● **Data**
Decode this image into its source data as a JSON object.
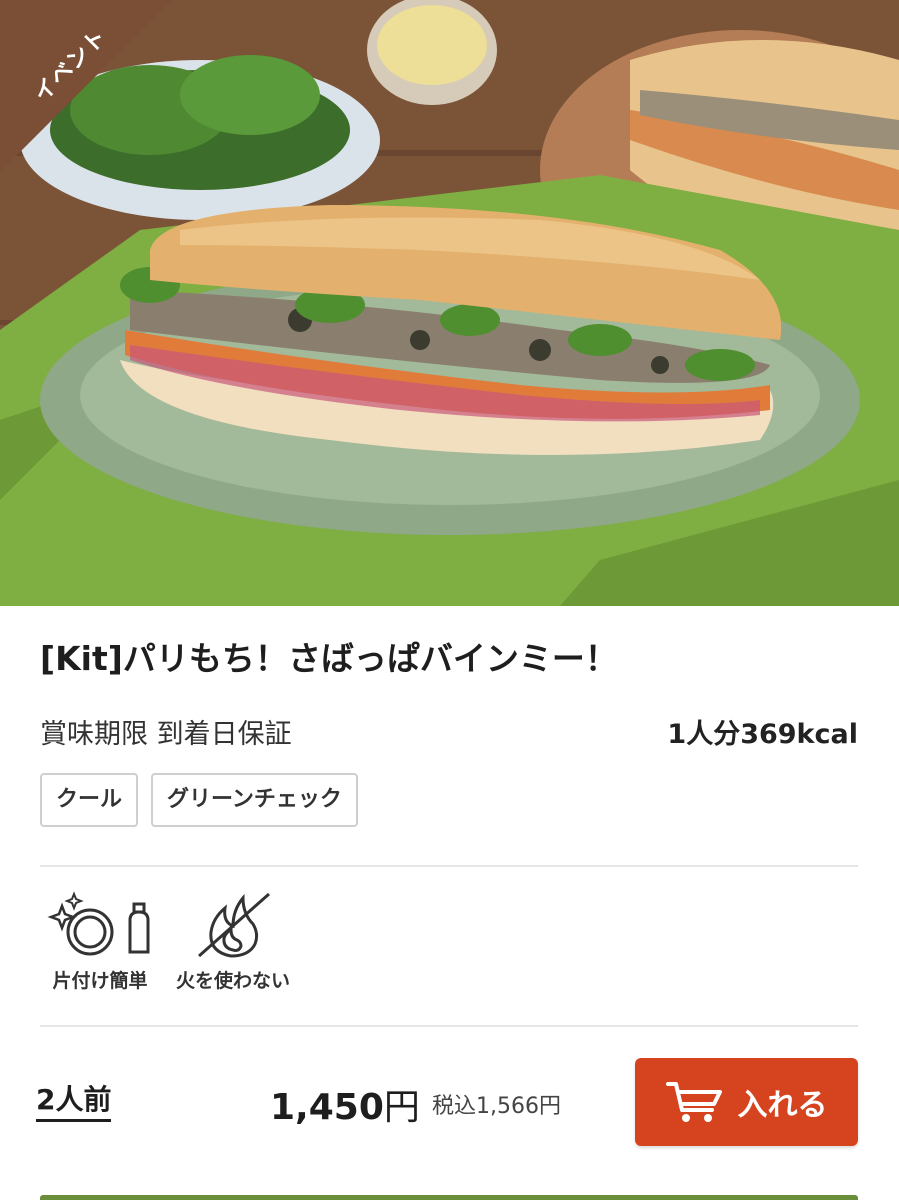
{
  "hero": {
    "image_alt": "さばっぱバインミー",
    "ribbon_label": "イベント"
  },
  "product": {
    "title": "[Kit]パリもち！さばっぱバインミー！",
    "expiry": "賞味期限 到着日保証",
    "kcal": "1人分369kcal",
    "tags": [
      "クール",
      "グリーンチェック"
    ]
  },
  "features": [
    {
      "icon": "easy-cleanup-icon",
      "label": "片付け簡単"
    },
    {
      "icon": "no-fire-icon",
      "label": "火を使わない"
    }
  ],
  "purchase": {
    "servings": "2人前",
    "price": "1,450",
    "price_unit": "円",
    "tax_included": "税込1,566円",
    "cart_button_label": "入れる",
    "cart_button_color": "#d6441f"
  },
  "colors": {
    "ribbon": "#7a4f36",
    "accent_bar": "#6b8e3a"
  }
}
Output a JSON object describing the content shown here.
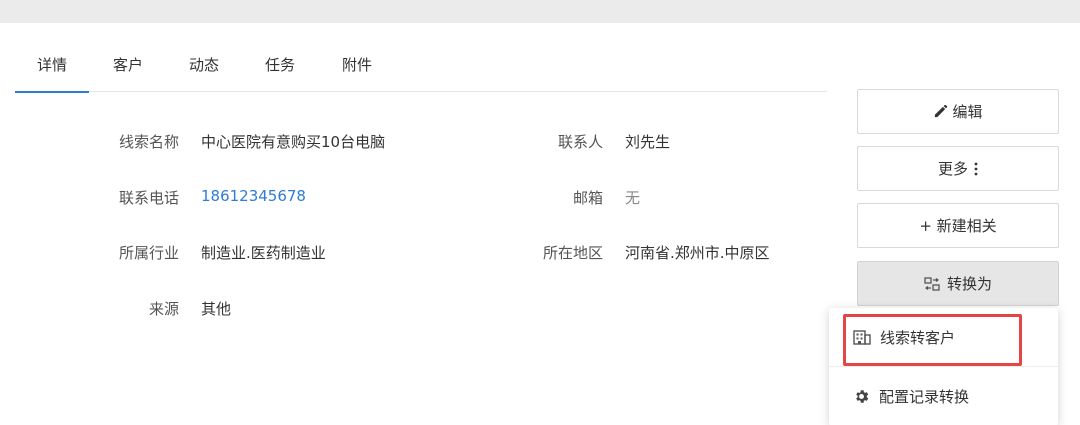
{
  "tabs": [
    "详情",
    "客户",
    "动态",
    "任务",
    "附件"
  ],
  "fields": {
    "lead_name": {
      "label": "线索名称",
      "value": "中心医院有意购买10台电脑"
    },
    "contact": {
      "label": "联系人",
      "value": "刘先生"
    },
    "phone": {
      "label": "联系电话",
      "value": "18612345678"
    },
    "email": {
      "label": "邮箱",
      "value": "无"
    },
    "industry": {
      "label": "所属行业",
      "value": "制造业.医药制造业"
    },
    "region": {
      "label": "所在地区",
      "value": "河南省.郑州市.中原区"
    },
    "source": {
      "label": "来源",
      "value": "其他"
    }
  },
  "actions": {
    "edit": "编辑",
    "more": "更多",
    "new_related": "+ 新建相关",
    "convert": "转换为"
  },
  "dropdown": {
    "to_customer": "线索转客户",
    "config_conversion": "配置记录转换"
  },
  "icons": [
    "pencil-icon",
    "vertical-ellipsis-icon",
    "convert-icon",
    "building-icon",
    "gear-icon"
  ],
  "colors": {
    "accent": "#2e7cd6",
    "highlight": "#e64545"
  }
}
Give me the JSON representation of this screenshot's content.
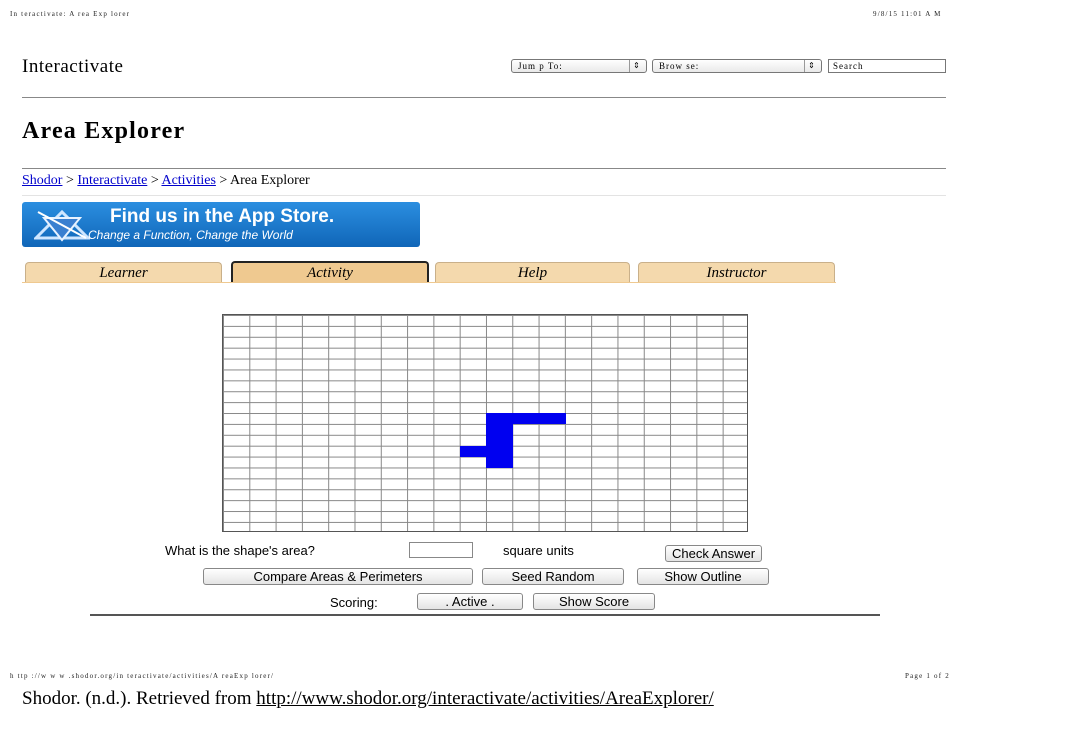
{
  "print_header": {
    "left": "In teractivate: A rea Exp lorer",
    "right": "9/8/15 11:01 A M"
  },
  "site": {
    "name": "Interactivate"
  },
  "nav": {
    "jump_to": "Jum p To:",
    "browse": "Brow se:",
    "search": "Search"
  },
  "page_title": "Area Explorer",
  "breadcrumb": {
    "items": [
      "Shodor",
      "Interactivate",
      "Activities"
    ],
    "separator": ">",
    "current": "Area Explorer"
  },
  "banner": {
    "line1": "Find us in the App Store.",
    "line2": "Change a Function, Change the World"
  },
  "tabs": [
    {
      "label": "Learner",
      "active": false
    },
    {
      "label": "Activity",
      "active": true
    },
    {
      "label": "Help",
      "active": false
    },
    {
      "label": "Instructor",
      "active": false
    }
  ],
  "shape": {
    "color": "#0000f0",
    "filled_cells": [
      [
        10,
        9
      ],
      [
        11,
        9
      ],
      [
        12,
        9
      ],
      [
        10,
        10
      ],
      [
        10,
        11
      ],
      [
        9,
        12
      ],
      [
        10,
        12
      ],
      [
        10,
        13
      ]
    ],
    "grid_size": [
      20,
      20
    ]
  },
  "question": {
    "label": "What is the shape's area?",
    "input_value": "",
    "units": "square units",
    "check_button": "Check Answer"
  },
  "buttons": {
    "compare": "Compare Areas & Perimeters",
    "seed_random": "Seed Random",
    "show_outline": "Show Outline"
  },
  "scoring": {
    "label": "Scoring:",
    "active_button": ". Active .",
    "show_score": "Show Score"
  },
  "print_footer": {
    "url": "h ttp ://w w w .shodor.org/in teractivate/activities/A reaExp lorer/",
    "page": "Page 1 of 2"
  },
  "citation": {
    "prefix": "Shodor. (n.d.). Retrieved from ",
    "link": "http://www.shodor.org/interactivate/activities/AreaExplorer/"
  }
}
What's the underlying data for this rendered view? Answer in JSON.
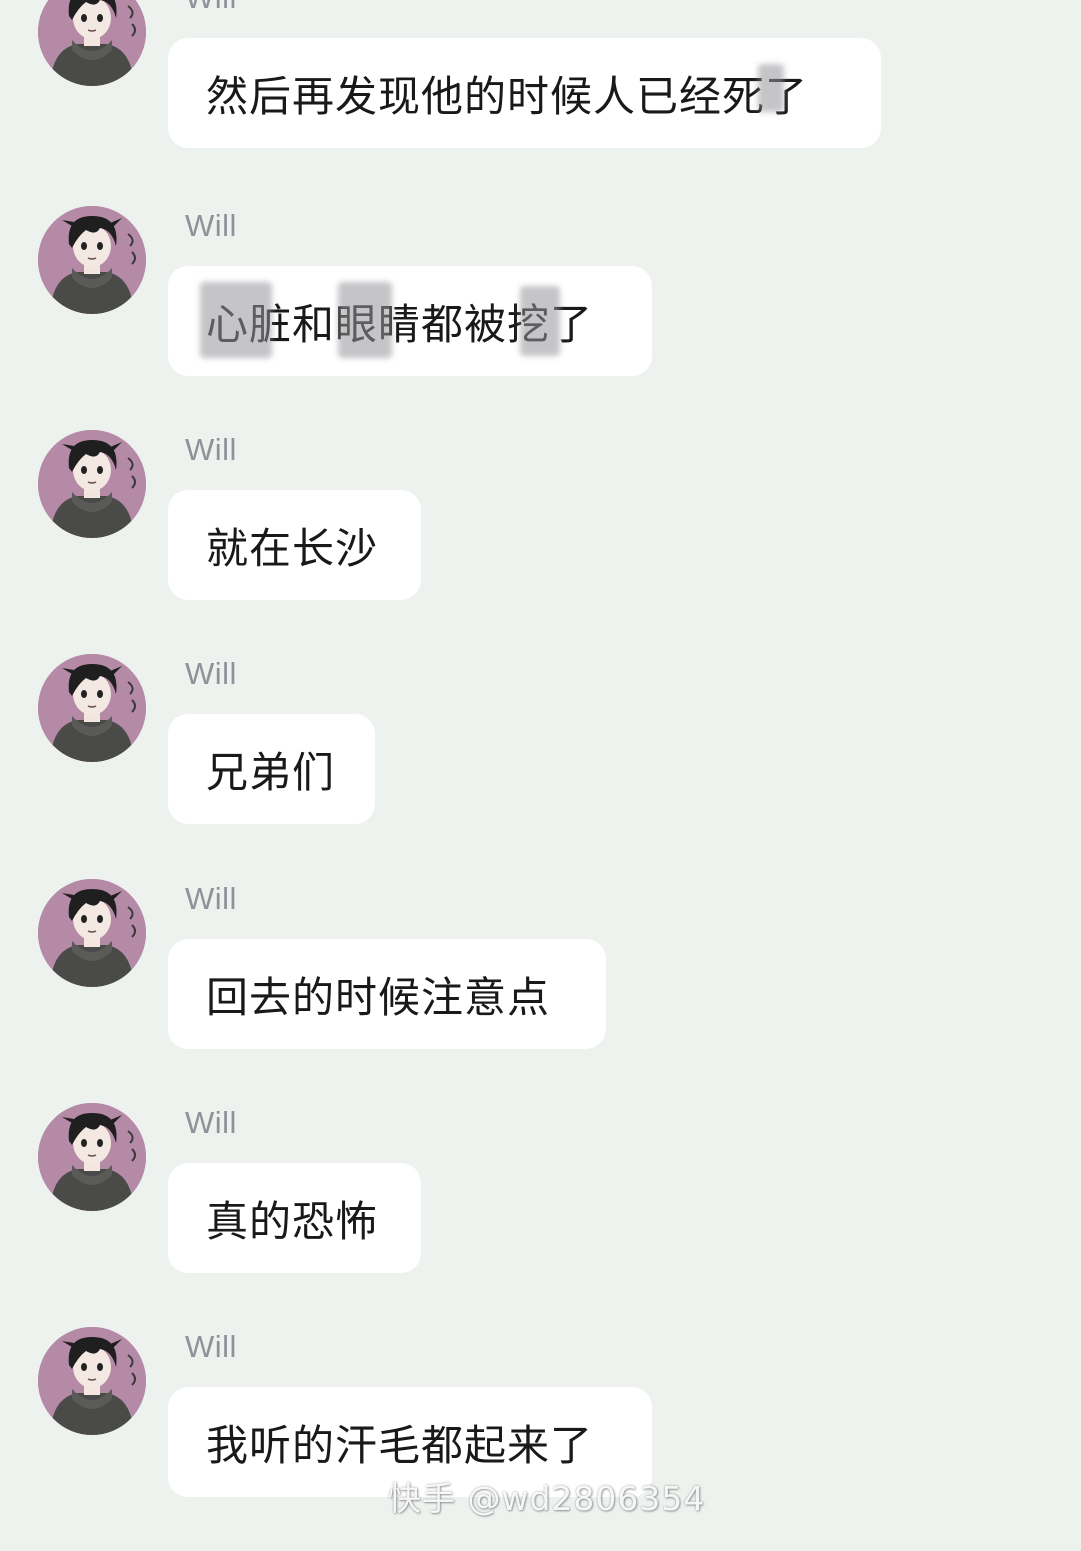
{
  "chat": {
    "colors": {
      "background": "#edf2ef",
      "bubble": "#ffffff",
      "sender": "#8e9299",
      "text": "#191919",
      "avatar_bg": "#b48aa6"
    },
    "messages": [
      {
        "sender": "Will",
        "text": "然后再发现他的时候人已经死了"
      },
      {
        "sender": "Will",
        "text": "心脏和眼睛都被挖了"
      },
      {
        "sender": "Will",
        "text": "就在长沙"
      },
      {
        "sender": "Will",
        "text": "兄弟们"
      },
      {
        "sender": "Will",
        "text": "回去的时候注意点"
      },
      {
        "sender": "Will",
        "text": "真的恐怖"
      },
      {
        "sender": "Will",
        "text": "我听的汗毛都起来了"
      }
    ],
    "avatar_icon": "anime-boy-hoodie-avatar"
  },
  "watermark": {
    "text": "快手 @wd2806354"
  }
}
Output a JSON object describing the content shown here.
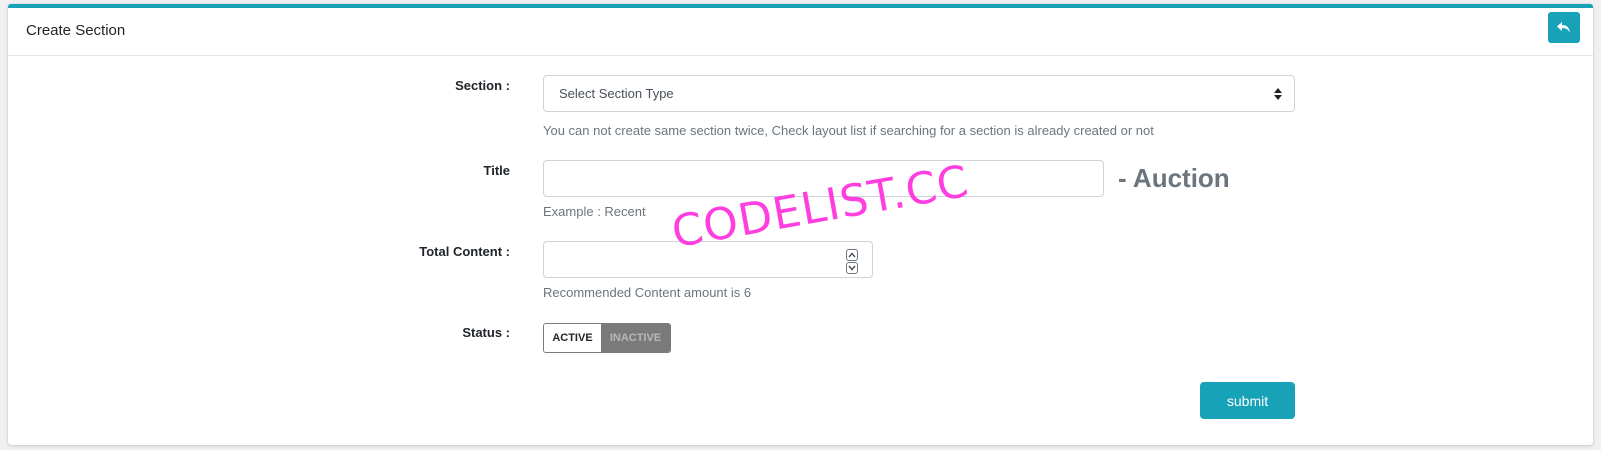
{
  "header": {
    "title": "Create Section",
    "back_icon": "reply-icon",
    "accent_color": "#17a2b8"
  },
  "form": {
    "section": {
      "label": "Section :",
      "selected": "Select Section Type",
      "help": "You can not create same section twice, Check layout list if searching for a section is already created or not"
    },
    "title": {
      "label": "Title",
      "value": "",
      "suffix": "- Auction",
      "help": "Example : Recent"
    },
    "total_content": {
      "label": "Total Content :",
      "value": "",
      "help": "Recommended Content amount is 6"
    },
    "status": {
      "label": "Status :",
      "active_label": "ACTIVE",
      "inactive_label": "INACTIVE"
    },
    "submit_label": "submit"
  },
  "watermark": "CODELIST.CC"
}
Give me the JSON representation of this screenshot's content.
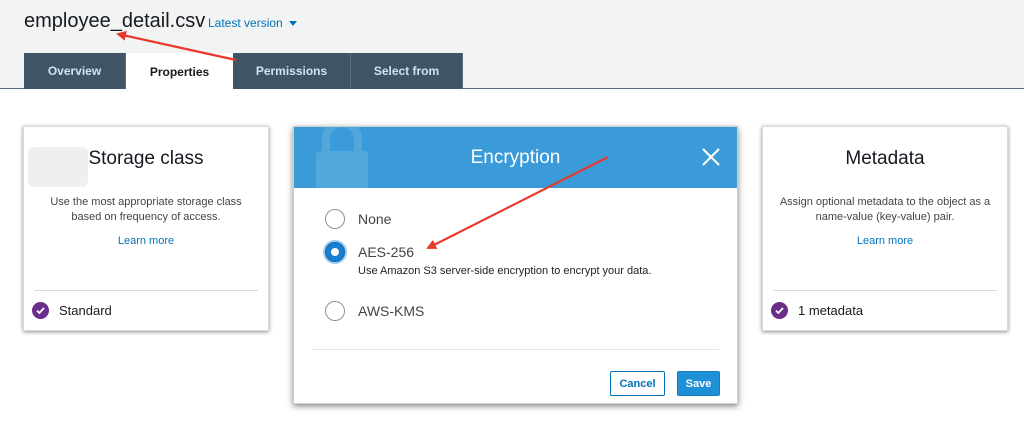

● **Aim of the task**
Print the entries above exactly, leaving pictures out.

● **Completed task**
Decode this image into its source data as a JSON object.
{
  "hero": {
    "image_alt": "さばっぱバインミー",
    "ribbon_label": "イベント"
  },
  "product": {
    "title": "[Kit]パリもち！さばっぱバインミー！",
    "expiry": "賞味期限 到着日保証",
    "kcal": "1人分369kcal",
    "tags": [
      "クール",
      "グリーンチェック"
    ]
  },
  "features": [
    {
      "icon": "easy-cleanup-icon",
      "label": "片付け簡単"
    },
    {
      "icon": "no-fire-icon",
      "label": "火を使わない"
    }
  ],
  "purchase": {
    "servings": "2人前",
    "price": "1,450",
    "price_unit": "円",
    "tax_included": "税込1,566円",
    "cart_button_label": "入れる",
    "cart_button_color": "#d6441f"
  },
  "colors": {
    "ribbon": "#7a4f36",
    "accent_bar": "#6b8e3a"
  }
}
Output a JSON object describing the content shown here.
{
  "tabs": [
    "详情",
    "客户",
    "动态",
    "任务",
    "附件"
  ],
  "fields": {
    "lead_name": {
      "label": "线索名称",
      "value": "中心医院有意购买10台电脑"
    },
    "contact": {
      "label": "联系人",
      "value": "刘先生"
    },
    "phone": {
      "label": "联系电话",
      "value": "18612345678"
    },
    "email": {
      "label": "邮箱",
      "value": "无"
    },
    "industry": {
      "label": "所属行业",
      "value": "制造业.医药制造业"
    },
    "region": {
      "label": "所在地区",
      "value": "河南省.郑州市.中原区"
    },
    "source": {
      "label": "来源",
      "value": "其他"
    }
  },
  "actions": {
    "edit": "编辑",
    "more": "更多",
    "new_related": "+ 新建相关",
    "convert": "转换为"
  },
  "dropdown": {
    "to_customer": "线索转客户",
    "config_conversion": "配置记录转换"
  },
  "icons": [
    "pencil-icon",
    "vertical-ellipsis-icon",
    "convert-icon",
    "building-icon",
    "gear-icon"
  ],
  "colors": {
    "accent": "#2e7cd6",
    "highlight": "#e64545"
  }
}
Give me the JSON representation of this screenshot's content.
{
  "print_header": {
    "left": "In teractivate: A rea Exp lorer",
    "right": "9/8/15 11:01 A M"
  },
  "site": {
    "name": "Interactivate"
  },
  "nav": {
    "jump_to": "Jum p To:",
    "browse": "Brow se:",
    "search": "Search"
  },
  "page_title": "Area Explorer",
  "breadcrumb": {
    "items": [
      "Shodor",
      "Interactivate",
      "Activities"
    ],
    "separator": ">",
    "current": "Area Explorer"
  },
  "banner": {
    "line1": "Find us in the App Store.",
    "line2": "Change a Function, Change the World"
  },
  "tabs": [
    {
      "label": "Learner",
      "active": false
    },
    {
      "label": "Activity",
      "active": true
    },
    {
      "label": "Help",
      "active": false
    },
    {
      "label": "Instructor",
      "active": false
    }
  ],
  "shape": {
    "color": "#0000f0",
    "filled_cells": [
      [
        10,
        9
      ],
      [
        11,
        9
      ],
      [
        12,
        9
      ],
      [
        10,
        10
      ],
      [
        10,
        11
      ],
      [
        9,
        12
      ],
      [
        10,
        12
      ],
      [
        10,
        13
      ]
    ],
    "grid_size": [
      20,
      20
    ]
  },
  "question": {
    "label": "What is the shape's area?",
    "input_value": "",
    "units": "square units",
    "check_button": "Check Answer"
  },
  "buttons": {
    "compare": "Compare Areas & Perimeters",
    "seed_random": "Seed Random",
    "show_outline": "Show Outline"
  },
  "scoring": {
    "label": "Scoring:",
    "active_button": ". Active .",
    "show_score": "Show Score"
  },
  "print_footer": {
    "url": "h ttp ://w w w .shodor.org/in teractivate/activities/A reaExp lorer/",
    "page": "Page 1 of 2"
  },
  "citation": {
    "prefix": "Shodor. (n.d.). Retrieved from ",
    "link": "http://www.shodor.org/interactivate/activities/AreaExplorer/"
  }
}
What's the underlying data for this rendered view? Answer in JSON.
{
  "chat": {
    "colors": {
      "background": "#edf2ef",
      "bubble": "#ffffff",
      "sender": "#8e9299",
      "text": "#191919",
      "avatar_bg": "#b48aa6"
    },
    "messages": [
      {
        "sender": "Will",
        "text": "然后再发现他的时候人已经死了"
      },
      {
        "sender": "Will",
        "text": "心脏和眼睛都被挖了"
      },
      {
        "sender": "Will",
        "text": "就在长沙"
      },
      {
        "sender": "Will",
        "text": "兄弟们"
      },
      {
        "sender": "Will",
        "text": "回去的时候注意点"
      },
      {
        "sender": "Will",
        "text": "真的恐怖"
      },
      {
        "sender": "Will",
        "text": "我听的汗毛都起来了"
      }
    ],
    "avatar_icon": "anime-boy-hoodie-avatar"
  },
  "watermark": {
    "text": "快手 @wd2806354"
  }
}
Output a JSON object describing the content shown here.
{
  "header": {
    "title": "Create Section",
    "back_icon": "reply-icon",
    "accent_color": "#17a2b8"
  },
  "form": {
    "section": {
      "label": "Section :",
      "selected": "Select Section Type",
      "help": "You can not create same section twice, Check layout list if searching for a section is already created or not"
    },
    "title": {
      "label": "Title",
      "value": "",
      "suffix": "- Auction",
      "help": "Example : Recent"
    },
    "total_content": {
      "label": "Total Content :",
      "value": "",
      "help": "Recommended Content amount is 6"
    },
    "status": {
      "label": "Status :",
      "active_label": "ACTIVE",
      "inactive_label": "INACTIVE"
    },
    "submit_label": "submit"
  },
  "watermark": "CODELIST.CC"
}
Give me the JSON representation of this screenshot's content.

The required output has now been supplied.